## The problem
Collect every line below that contains the word "code".
(Records for this exercise begins)
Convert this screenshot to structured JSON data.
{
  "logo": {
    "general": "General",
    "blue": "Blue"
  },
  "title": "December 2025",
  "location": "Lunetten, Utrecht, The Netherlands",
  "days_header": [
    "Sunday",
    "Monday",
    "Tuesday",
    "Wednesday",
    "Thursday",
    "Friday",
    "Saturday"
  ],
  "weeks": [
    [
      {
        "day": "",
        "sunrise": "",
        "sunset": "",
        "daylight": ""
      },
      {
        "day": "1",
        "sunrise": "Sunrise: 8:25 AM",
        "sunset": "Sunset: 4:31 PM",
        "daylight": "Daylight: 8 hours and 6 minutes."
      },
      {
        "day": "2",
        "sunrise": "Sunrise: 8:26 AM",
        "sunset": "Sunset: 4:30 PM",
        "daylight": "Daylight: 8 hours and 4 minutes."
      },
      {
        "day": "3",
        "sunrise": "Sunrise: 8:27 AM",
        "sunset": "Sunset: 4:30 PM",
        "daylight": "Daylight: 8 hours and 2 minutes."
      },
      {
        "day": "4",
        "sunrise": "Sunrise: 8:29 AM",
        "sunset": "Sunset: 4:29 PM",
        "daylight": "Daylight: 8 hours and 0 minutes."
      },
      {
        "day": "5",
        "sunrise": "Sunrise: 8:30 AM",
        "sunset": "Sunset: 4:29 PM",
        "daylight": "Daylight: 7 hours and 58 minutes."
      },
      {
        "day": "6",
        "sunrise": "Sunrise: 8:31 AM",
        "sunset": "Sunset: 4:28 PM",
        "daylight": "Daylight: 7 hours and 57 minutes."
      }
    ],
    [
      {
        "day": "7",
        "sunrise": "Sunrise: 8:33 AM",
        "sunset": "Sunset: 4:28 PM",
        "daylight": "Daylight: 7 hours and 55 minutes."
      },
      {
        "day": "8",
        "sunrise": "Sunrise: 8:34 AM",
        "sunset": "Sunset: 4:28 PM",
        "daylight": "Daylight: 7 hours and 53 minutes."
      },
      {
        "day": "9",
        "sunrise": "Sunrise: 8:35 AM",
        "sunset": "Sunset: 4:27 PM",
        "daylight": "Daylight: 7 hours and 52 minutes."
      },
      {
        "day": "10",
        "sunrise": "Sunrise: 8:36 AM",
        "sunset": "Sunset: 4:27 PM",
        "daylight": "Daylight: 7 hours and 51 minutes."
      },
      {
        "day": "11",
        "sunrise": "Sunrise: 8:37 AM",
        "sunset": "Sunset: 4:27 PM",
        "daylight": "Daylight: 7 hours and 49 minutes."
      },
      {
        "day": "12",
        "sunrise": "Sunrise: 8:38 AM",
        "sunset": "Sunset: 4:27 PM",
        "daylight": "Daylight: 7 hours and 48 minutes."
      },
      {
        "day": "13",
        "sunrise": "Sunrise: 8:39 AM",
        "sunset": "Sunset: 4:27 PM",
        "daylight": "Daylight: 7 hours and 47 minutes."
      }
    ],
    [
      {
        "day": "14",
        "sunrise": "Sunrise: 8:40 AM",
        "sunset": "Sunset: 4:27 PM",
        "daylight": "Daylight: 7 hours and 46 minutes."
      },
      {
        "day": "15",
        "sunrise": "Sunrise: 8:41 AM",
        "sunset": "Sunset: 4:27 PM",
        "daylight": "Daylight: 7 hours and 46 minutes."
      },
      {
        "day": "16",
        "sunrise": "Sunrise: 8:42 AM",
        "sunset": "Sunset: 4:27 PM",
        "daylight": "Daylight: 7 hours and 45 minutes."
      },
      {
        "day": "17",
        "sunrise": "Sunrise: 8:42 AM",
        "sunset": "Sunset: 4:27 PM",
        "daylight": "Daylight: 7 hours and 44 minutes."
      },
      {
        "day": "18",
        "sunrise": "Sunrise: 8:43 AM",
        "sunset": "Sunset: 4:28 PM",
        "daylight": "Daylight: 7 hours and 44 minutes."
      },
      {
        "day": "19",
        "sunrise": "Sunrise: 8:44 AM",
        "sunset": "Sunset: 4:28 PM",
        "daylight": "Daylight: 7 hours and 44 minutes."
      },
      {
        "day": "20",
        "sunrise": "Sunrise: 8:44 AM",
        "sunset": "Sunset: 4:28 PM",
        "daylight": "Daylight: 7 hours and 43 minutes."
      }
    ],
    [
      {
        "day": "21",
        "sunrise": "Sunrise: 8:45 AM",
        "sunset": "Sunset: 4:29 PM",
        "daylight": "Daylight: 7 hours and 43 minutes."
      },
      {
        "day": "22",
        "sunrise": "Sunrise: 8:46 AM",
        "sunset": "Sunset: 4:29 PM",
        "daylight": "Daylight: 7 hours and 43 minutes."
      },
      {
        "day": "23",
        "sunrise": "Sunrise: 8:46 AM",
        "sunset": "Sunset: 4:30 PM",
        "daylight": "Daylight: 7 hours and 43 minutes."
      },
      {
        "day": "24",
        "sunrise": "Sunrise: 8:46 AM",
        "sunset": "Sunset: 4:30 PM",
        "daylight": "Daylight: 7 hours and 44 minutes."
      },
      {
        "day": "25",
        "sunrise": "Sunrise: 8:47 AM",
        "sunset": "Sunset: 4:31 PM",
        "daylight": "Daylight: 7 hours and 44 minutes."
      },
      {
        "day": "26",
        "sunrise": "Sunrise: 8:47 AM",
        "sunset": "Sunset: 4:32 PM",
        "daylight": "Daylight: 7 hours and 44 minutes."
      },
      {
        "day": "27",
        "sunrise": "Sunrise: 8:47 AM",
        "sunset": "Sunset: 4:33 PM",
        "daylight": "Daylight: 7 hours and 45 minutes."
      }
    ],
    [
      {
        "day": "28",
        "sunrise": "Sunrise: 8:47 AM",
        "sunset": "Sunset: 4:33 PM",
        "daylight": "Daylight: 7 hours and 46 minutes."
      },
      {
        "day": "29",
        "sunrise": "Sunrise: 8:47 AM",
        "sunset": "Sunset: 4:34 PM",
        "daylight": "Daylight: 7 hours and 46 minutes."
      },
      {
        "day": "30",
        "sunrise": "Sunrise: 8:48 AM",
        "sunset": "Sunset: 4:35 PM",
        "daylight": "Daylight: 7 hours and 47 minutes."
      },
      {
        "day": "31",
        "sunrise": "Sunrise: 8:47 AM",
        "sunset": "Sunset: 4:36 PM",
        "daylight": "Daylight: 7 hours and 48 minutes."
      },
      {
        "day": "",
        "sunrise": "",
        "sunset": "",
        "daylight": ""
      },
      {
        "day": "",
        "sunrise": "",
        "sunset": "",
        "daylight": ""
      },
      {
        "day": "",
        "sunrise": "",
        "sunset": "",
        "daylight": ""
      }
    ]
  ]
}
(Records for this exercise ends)
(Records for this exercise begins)
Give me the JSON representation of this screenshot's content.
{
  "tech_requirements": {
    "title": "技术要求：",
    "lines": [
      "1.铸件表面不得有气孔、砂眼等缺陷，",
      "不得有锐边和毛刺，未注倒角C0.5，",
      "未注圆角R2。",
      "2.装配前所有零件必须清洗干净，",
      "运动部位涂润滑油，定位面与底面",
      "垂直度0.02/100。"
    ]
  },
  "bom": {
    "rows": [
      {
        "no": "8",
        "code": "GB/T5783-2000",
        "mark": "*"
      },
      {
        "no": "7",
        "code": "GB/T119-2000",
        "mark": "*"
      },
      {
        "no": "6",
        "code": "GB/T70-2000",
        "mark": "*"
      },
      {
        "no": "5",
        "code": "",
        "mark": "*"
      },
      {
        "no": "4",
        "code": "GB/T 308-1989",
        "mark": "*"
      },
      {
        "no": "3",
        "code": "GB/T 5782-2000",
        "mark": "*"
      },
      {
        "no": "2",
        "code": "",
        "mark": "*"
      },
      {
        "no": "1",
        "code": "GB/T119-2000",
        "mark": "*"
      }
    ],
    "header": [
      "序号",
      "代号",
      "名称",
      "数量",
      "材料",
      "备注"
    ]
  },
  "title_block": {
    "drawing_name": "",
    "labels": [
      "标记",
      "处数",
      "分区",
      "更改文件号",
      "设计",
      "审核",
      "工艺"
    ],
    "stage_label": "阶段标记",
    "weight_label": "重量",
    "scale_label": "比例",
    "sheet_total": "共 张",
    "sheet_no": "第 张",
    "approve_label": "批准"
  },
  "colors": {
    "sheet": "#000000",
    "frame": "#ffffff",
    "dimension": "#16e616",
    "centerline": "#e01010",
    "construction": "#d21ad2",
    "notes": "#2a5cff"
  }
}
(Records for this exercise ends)
## Output
        "code": "GB/T5783-2000",
        "code": "GB/T119-2000",
        "code": "GB/T70-2000",
        "code": "",
        "code": "GB/T 308-1989",
        "code": "GB/T 5782-2000",
        "code": "",
        "code": "GB/T119-2000",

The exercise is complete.